Young people, those who have attended college, and urban dwellers tend to express more confidence in democratic government. Poland clearly illustrates this pattern: 64% of 18- to 29- year-olds choose a democratic government over a strong leader, compared with just 47% of those 65 and older; 70% of those with at least some college prefer a democratic government, compared with 54% of those with less education; and 60% of urban Poles select a democratic government, while only 50% of rural residents hold this view.

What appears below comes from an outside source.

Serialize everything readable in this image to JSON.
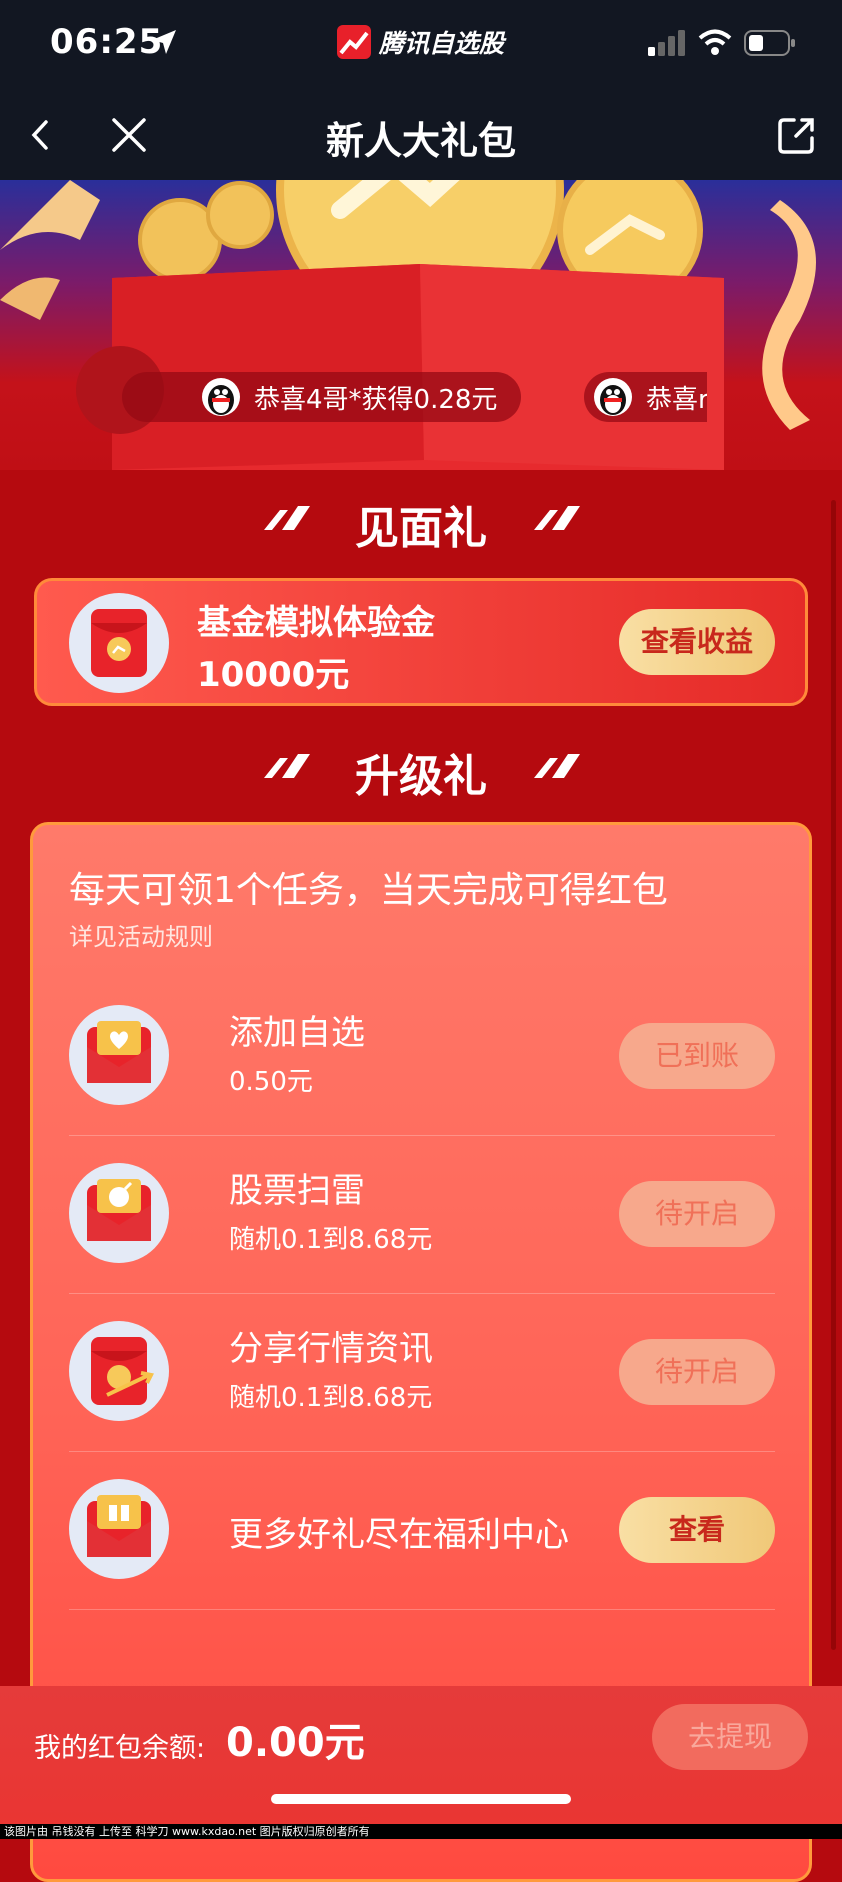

Attitudes toward one of the key values often associated with democracy – individualism – are largely similar in Eastern and Western Europe. In both regions, public opinion on balance leans toward the position that success in life is decided by forces beyond an individual’s control.
In 12 of the 14 countries surveyed, majorities or pluralities agree that “success in life is pretty much determined by forces outside our control.” That includes solid majorities in former Eastern bloc nations, such as Poland (62%) and Bulgaria (61%), and Western European countries such as Italy (71%) and Germany (66%).
Large shifts have taken place in several former communist countries. The share saying “agree” in Lithuania has dropped by 19 percentage points since 1991, while large declines also have taken place in Ukraine (16 points), Bulgaria (13 points) and Hungary (13 points).
Residents of the former East Germany have moved in the other direction, becoming less individualistic over time. In 1991, 52% agreed that success in life is driven by outside forces; now, 67% hold this view.
The two English-speaking nations are the exceptions on this question. Only 41% in Britain think success is outside a person’s control, down from 51% in 1991.
Individualism is a value often associated with American exceptionalism, and true to form, the U.S. stands apart from the other nations surveyed – only 29% accept the view that success is controlled by outside forces, a drop of 11 percentage points from the early 1990s when four-inten held this view.
The transatlantic gap on individualism can also be seen on the issue of an individual’s relationship to the state. When asked which is more important, “that everyone be free to pursue their life’s goals without interference from the state” or “that the state play an active role in society so as to guarantee that nobody is in need,” just over half of Americans (55%) consider being free from state interference a higher priority.
In all other countries surveyed, majorities or pluralities say it is more important that the state ensure that no one is in need. Still, there are notable differences among Europeans. Just under half in Italy and Britain say guaranteeing no one is in need is more important, while in Lithuania, France, Bulgaria, east Germany and Poland, more than seven-in-ten take this position.
People in the three former Soviet republics now consider freedom from state interference much less of a priority than they did in 1991. In Ukraine, the percentage saying this is more important dropped by 24 points; similar declines occurred in Lithuania (23 points) and Russia (22 points).